Indonesia’s central bank unexpectedly raised its key interest rate by a quarter-point on Thursday in order to curb the fall in the domestic currency rupiah after retaining the policy rate unchanged for eight consecutive sessions.
The Board of Governors of Bank Indonesia, led by Governor Perry Warjiyo, decided to lift the seven-day reverse repo rate by 25 basis points to 6.00 percent.
The Bank Indonesia had hiked the benchmark rate by 250 basis points in the latest tightening cycle that began in August 2022.
The deposit facility rate was raised to 5.25 percent and the lending facility rate to 6.75 percent.
The interest rate action is initiated to stabilize the currency and to mitigate the impact on imported goods inflation so that inflation remains within the 2-4 percent this year and 1.5-3.5 percent next year, the central bank said in a statement.

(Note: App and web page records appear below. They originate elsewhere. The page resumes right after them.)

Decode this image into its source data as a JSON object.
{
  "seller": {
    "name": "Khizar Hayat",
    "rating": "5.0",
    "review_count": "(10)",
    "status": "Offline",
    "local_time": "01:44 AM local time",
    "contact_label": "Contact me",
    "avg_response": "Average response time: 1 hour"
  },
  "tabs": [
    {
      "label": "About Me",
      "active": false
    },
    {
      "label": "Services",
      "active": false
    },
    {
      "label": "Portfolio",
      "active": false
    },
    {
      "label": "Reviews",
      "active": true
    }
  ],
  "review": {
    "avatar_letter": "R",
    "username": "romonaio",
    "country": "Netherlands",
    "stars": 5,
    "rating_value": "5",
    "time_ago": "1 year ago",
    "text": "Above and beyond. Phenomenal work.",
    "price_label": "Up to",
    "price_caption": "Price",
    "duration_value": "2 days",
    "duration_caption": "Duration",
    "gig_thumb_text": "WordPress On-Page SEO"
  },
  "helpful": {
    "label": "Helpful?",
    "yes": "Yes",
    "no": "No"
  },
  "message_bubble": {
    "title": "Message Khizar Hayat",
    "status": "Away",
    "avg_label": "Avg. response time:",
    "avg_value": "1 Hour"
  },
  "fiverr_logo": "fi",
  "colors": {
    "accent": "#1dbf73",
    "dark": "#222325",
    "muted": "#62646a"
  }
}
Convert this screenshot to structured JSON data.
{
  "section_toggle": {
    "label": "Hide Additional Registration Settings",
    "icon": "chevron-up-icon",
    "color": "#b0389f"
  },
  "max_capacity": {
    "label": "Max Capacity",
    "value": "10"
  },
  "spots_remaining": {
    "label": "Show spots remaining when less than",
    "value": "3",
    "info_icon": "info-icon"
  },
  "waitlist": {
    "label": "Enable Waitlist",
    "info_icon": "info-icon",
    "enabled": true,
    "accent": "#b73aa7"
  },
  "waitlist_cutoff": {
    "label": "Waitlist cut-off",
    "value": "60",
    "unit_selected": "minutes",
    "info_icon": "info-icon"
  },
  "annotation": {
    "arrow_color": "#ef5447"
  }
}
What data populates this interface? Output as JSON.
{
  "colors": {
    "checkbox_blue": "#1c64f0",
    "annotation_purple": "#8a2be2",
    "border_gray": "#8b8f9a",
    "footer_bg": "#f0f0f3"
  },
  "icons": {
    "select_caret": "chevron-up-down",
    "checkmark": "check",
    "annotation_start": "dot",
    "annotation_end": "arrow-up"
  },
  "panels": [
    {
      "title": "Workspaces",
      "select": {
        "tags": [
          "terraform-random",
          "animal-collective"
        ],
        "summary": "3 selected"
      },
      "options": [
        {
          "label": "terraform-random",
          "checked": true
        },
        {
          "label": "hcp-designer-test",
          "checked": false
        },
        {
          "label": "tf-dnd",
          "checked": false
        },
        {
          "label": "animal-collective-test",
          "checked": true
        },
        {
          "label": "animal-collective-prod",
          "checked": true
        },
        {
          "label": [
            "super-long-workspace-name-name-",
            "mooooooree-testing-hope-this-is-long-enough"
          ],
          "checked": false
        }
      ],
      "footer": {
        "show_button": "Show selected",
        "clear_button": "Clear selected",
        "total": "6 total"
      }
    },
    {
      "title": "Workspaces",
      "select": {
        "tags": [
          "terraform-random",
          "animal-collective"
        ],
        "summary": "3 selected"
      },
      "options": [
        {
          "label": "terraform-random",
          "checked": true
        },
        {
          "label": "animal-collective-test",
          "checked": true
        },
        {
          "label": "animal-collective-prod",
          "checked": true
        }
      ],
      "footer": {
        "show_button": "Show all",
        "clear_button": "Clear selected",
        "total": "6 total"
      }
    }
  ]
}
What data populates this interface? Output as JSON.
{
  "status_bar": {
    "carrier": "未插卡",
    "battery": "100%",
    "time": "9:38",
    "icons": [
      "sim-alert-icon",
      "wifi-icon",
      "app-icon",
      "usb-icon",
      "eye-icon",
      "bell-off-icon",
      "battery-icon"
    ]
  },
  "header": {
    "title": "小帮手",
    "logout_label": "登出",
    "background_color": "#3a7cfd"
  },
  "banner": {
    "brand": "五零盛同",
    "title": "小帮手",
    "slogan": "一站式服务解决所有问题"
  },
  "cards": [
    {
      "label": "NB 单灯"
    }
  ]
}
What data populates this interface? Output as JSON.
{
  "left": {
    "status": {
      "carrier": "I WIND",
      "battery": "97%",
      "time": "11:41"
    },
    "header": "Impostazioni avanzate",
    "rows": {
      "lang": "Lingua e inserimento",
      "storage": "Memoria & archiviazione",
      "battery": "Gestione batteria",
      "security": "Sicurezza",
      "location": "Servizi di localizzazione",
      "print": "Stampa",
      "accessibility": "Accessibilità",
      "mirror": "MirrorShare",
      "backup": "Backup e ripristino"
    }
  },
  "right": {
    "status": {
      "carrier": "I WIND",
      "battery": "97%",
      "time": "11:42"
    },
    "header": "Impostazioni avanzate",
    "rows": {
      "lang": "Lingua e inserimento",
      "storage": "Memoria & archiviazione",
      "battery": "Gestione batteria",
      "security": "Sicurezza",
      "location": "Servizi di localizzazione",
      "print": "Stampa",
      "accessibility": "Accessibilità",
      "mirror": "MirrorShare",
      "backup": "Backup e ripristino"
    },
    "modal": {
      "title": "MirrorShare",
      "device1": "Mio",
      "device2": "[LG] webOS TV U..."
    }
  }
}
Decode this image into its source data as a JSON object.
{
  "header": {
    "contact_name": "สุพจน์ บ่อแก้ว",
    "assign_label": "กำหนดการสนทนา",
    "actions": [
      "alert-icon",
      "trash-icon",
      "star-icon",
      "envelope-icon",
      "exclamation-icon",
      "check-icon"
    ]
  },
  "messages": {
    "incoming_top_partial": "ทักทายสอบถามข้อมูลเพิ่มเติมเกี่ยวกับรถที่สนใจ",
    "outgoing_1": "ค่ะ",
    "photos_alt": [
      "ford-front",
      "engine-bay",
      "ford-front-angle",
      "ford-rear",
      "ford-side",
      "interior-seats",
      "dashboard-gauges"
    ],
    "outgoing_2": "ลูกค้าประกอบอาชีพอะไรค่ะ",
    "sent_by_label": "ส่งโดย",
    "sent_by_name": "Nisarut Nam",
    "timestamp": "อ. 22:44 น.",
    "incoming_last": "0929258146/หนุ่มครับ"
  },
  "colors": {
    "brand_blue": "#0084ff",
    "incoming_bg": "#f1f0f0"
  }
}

The economy is projected to grow in the range of 4.5-5.3 percent this year and expand further next year.
There is a good chance that this rate hike will be a case of “one and done”, Capital Economics’ economist Gareth Leather said.
The economist said the US bond yields are set to drop back over the coming months and this should alleviate some of the downward pressure on the rupiah.
Moreover, with inflation very low amid struggling growth, policymakers will be wary about tightening policy too aggressively, Leather added.